Over the two years we were potty training our son, I lost it almost daily.  One time I was home alone with the kids.  My older daughter was in the shower, and I had put my three- or four-year-old son on the potty.  He sat there for a few minutes while I passed bathing accoutrements back and forth to my daughter, constantly looking at him and smiling, “Is it coming out yet?  Put the poop in the potty and Daddy will be so proud!”  He would sit there really trying for fifteen minutes or so, and then say, “I don’t have to go.”  I’d get him off the potty, dress him, and then the minute I turned my back on him to towel off my daughter, I smelled it.  I turned to him, and saw the lump in his pants.  My blood began to boil as I turned up the volume: “You were just on the potty two minutes ago!  You said you didn’t have to go!  Why did you poop in your pants?  Do you like sitting in poop?  What is wrong with you?”  He started crying of course, and then I would console him and apologize for exploding, as always explaining why I was frustrated, and then I noticed the polite cocktail conversation floating up from my neighbor’s yard to my son’s open window.  I could clearly hear the conversation between my neighbors and a few of their visiting friends starting up again after a definite lull, a lull clearly caused by me screaming about poop.  I can’t imagine the things my neighbors have heard me scream over the past few years.

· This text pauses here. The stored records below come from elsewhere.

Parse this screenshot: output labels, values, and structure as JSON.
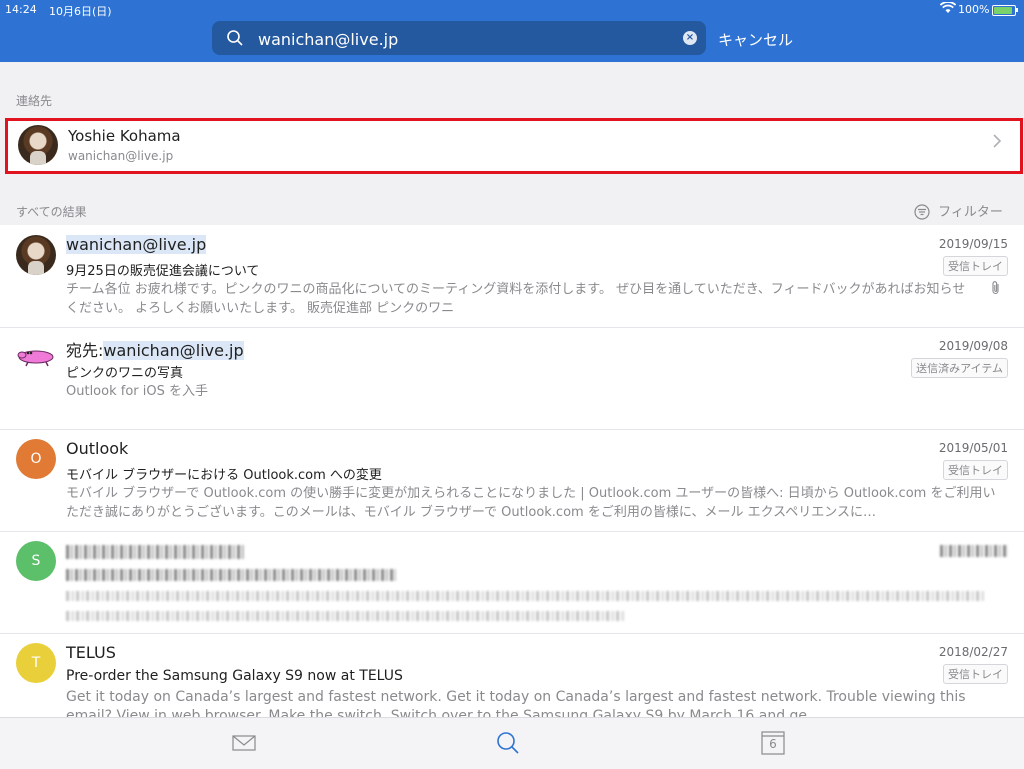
{
  "status_bar": {
    "time": "14:24",
    "date": "10月6日(日)",
    "battery": "100%"
  },
  "search": {
    "query": "wanichan@live.jp",
    "cancel_label": "キャンセル"
  },
  "contacts_section": {
    "label": "連絡先",
    "contact": {
      "name": "Yoshie Kohama",
      "email": "wanichan@live.jp"
    }
  },
  "results_section": {
    "label": "すべての結果",
    "filter_label": "フィルター"
  },
  "messages": [
    {
      "sender": "wanichan@live.jp",
      "subject": "9月25日の販売促進会議について",
      "preview": "チーム各位 お疲れ様です。ピンクのワニの商品化についてのミーティング資料を添付します。 ぜひ目を通していただき、フィードバックがあればお知らせください。 よろしくお願いいたします。 販売促進部 ピンクのワニ",
      "date": "2019/09/15",
      "folder": "受信トレイ",
      "has_attachment": true
    },
    {
      "sender_prefix": "宛先:",
      "sender": "wanichan@live.jp",
      "subject": "ピンクのワニの写真",
      "preview": "Outlook for iOS を入手",
      "date": "2019/09/08",
      "folder": "送信済みアイテム"
    },
    {
      "avatar_letter": "O",
      "avatar_color": "#e07a35",
      "sender": "Outlook",
      "subject": "モバイル ブラウザーにおける Outlook.com への変更",
      "preview": "モバイル ブラウザーで Outlook.com の使い勝手に変更が加えられることになりました | Outlook.com ユーザーの皆様へ: 日頃から Outlook.com をご利用いただき誠にありがとうございます。このメールは、モバイル ブラウザーで Outlook.com をご利用の皆様に、メール エクスペリエンスに…",
      "date": "2019/05/01",
      "folder": "受信トレイ"
    },
    {
      "avatar_letter": "S",
      "avatar_color": "#5cbf6a"
    },
    {
      "avatar_letter": "T",
      "avatar_color": "#e9cf3a",
      "sender": "TELUS",
      "subject": "Pre-order the Samsung Galaxy S9 now at TELUS",
      "preview": "Get it today on Canada’s largest and fastest network. Get it today on Canada’s largest and fastest network. Trouble viewing this email? View in web browser. Make the switch. Switch over to the Samsung Galaxy S9 by March 16 and ge…",
      "date": "2018/02/27",
      "folder": "受信トレイ"
    }
  ],
  "tab_bar": {
    "calendar_day": "6"
  },
  "colors": {
    "header": "#2e73d3",
    "search_field": "#24589f",
    "highlight_border": "#e0131e"
  }
}
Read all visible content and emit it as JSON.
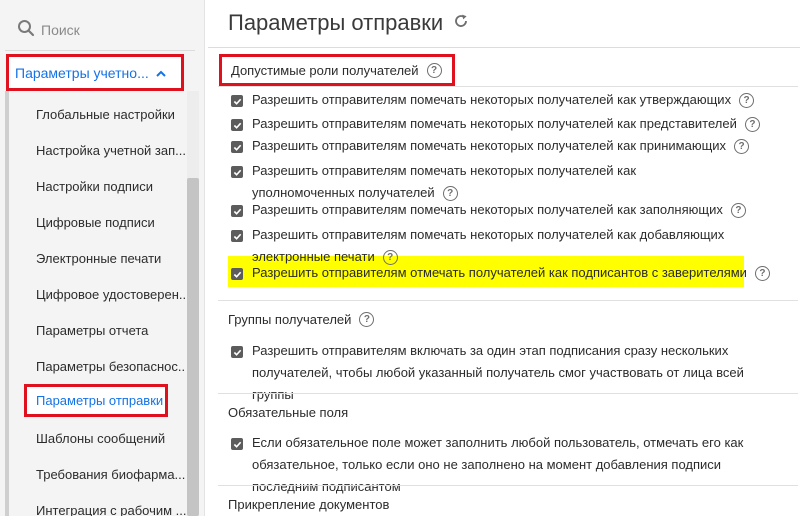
{
  "search": {
    "placeholder": "Поиск"
  },
  "sidebar": {
    "section_label": "Параметры учетно...",
    "items": [
      {
        "label": "Глобальные настройки"
      },
      {
        "label": "Настройка учетной зап..."
      },
      {
        "label": "Настройки подписи"
      },
      {
        "label": "Цифровые подписи"
      },
      {
        "label": "Электронные печати"
      },
      {
        "label": "Цифровое удостоверен..."
      },
      {
        "label": "Параметры отчета"
      },
      {
        "label": "Параметры безопаснос..."
      },
      {
        "label": "Параметры отправки"
      },
      {
        "label": "Шаблоны сообщений"
      },
      {
        "label": "Требования биофарма..."
      },
      {
        "label": "Интеграция с рабочим ..."
      }
    ],
    "active_index": 8
  },
  "main": {
    "title": "Параметры отправки",
    "sections": [
      {
        "title": "Допустимые роли получателей",
        "options": [
          {
            "text": "Разрешить отправителям помечать некоторых получателей как утверждающих",
            "checked": true
          },
          {
            "text": "Разрешить отправителям помечать некоторых получателей как представителей",
            "checked": true
          },
          {
            "text": "Разрешить отправителям помечать некоторых получателей как принимающих",
            "checked": true
          },
          {
            "text": "Разрешить отправителям помечать некоторых получателей как уполномоченных получателей",
            "checked": true
          },
          {
            "text": "Разрешить отправителям помечать некоторых получателей как заполняющих",
            "checked": true
          },
          {
            "text": "Разрешить отправителям помечать некоторых получателей как добавляющих электронные печати",
            "checked": true
          },
          {
            "text": "Разрешить отправителям отмечать получателей как подписантов с заверителями",
            "checked": true
          }
        ]
      },
      {
        "title": "Группы получателей",
        "options": [
          {
            "text": "Разрешить отправителям включать за один этап подписания сразу нескольких получателей, чтобы любой указанный получатель смог участвовать от лица всей группы",
            "checked": true
          }
        ]
      },
      {
        "title": "Обязательные поля",
        "options": [
          {
            "text": "Если обязательное поле может заполнить любой пользователь, отмечать его как обязательное, только если оно не заполнено на момент добавления подписи последним подписантом",
            "checked": true
          }
        ]
      },
      {
        "title": "Прикрепление документов"
      }
    ]
  },
  "colors": {
    "accent": "#1473e6",
    "annotation_red": "#e0111f",
    "highlight": "#ffff00"
  },
  "icons": {
    "search": "search-icon",
    "chevron": "chevron-up-icon",
    "refresh": "refresh-icon",
    "help": "help-icon",
    "check": "checkbox-checked-icon"
  }
}
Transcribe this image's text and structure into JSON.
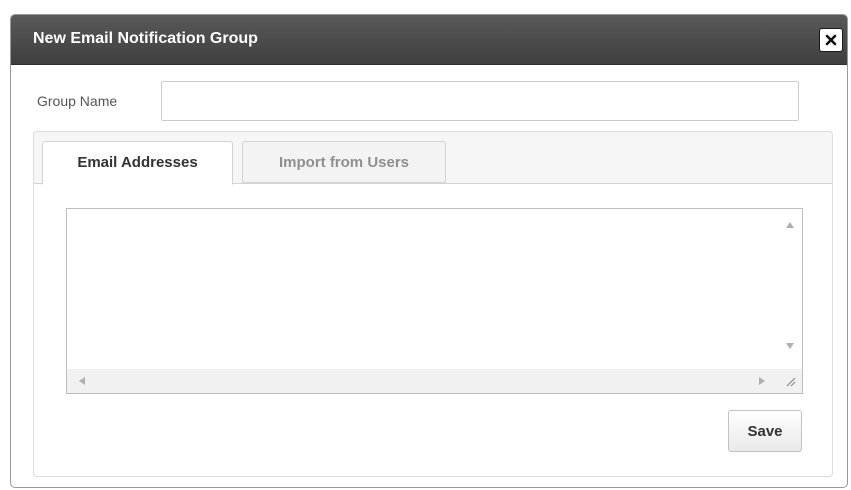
{
  "dialog": {
    "title": "New Email Notification Group",
    "close_icon": "close-x-icon"
  },
  "form": {
    "group_name_label": "Group Name",
    "group_name_value": "",
    "group_name_placeholder": ""
  },
  "tabs": [
    {
      "label": "Email Addresses",
      "active": true
    },
    {
      "label": "Import from Users",
      "active": false
    }
  ],
  "email_addresses": {
    "value": ""
  },
  "actions": {
    "save_label": "Save"
  },
  "colors": {
    "titlebar": "#4a4a4a",
    "title_text": "#ffffff",
    "inactive_tab_text": "#8f8f8f"
  }
}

This trajectory of events has become so engrained in our family that it’s become somewhat normalized for my kids.  One night at dinner, the kids were playing the “When I Was a Baby…” game.  My son said, “When I was a baby, I pooped in my diaper.”  Without missing a beat, my daughter said, “And then Daddy yelled at you?”  We all laughed because she said it not out of fear but with a sardonic grin that suggested wisdom beyond her years.  She seemed to know how ridiculous our dramas had become, and it’s true that when we’re not in the throes of emotional upheaval that we get along fabulously, and we even have pretty healthy talks about how Daddy needs to work on how he expresses his feelings.

Everyone needs to hear my rage!

Now that my son is nearly six years old and his stubborn streak is proving to be a personality trait rather than a phase, the two of us find ourselves enmeshed in this nightly drama that results in my blood pressure spiking and him running crying from the room.  And it’s typically over the little things.  He’s chewing with his mouth open at the dinner table.  He’s not cleaning up his Legos quickly enough.  He doesn’t believe me when I say that tomorrow is Saturday.  All these little things that send me over the edge.

I know my own emotional pathology is at play here.  I am significantly self-conscious about my parenting abilities, which is due to a variety of factors: the lingering effects of the dysfunction in my own household growing up, societal rhetoric about whether or not I should be allowed to have children at all as a gay man, the way we treat dads differently than moms, the persistent questions about the healthy development of children in trans-racial adoptions.  As with most parents, I want my kids to be model children when they leave this house, and that’s exaggerated by the ludicrous notion some people will always have that these kids shouldn’t be in my care.

Still, I need to work on myself.  I’m not sure I’m up for the challenge of a 2014 with no yelling.  In fact, here on January 3, I’ve already lost the challenge–twice–but I am willing to try harder.  My husband and I had a good talk yesterday about the ways in which we communicate with our son, and we’ve got a few new strategies that might help out.  Principally though, I need to back off.  Right now, we’re able to bounce back fairly quickly from these screaming matches, but I know in a few years that won’t be the case.  I’ll work it out with the help of my husband and a good therapist, and with any luck there will be a little less for my neighbors to listen to when we open the windows this spring.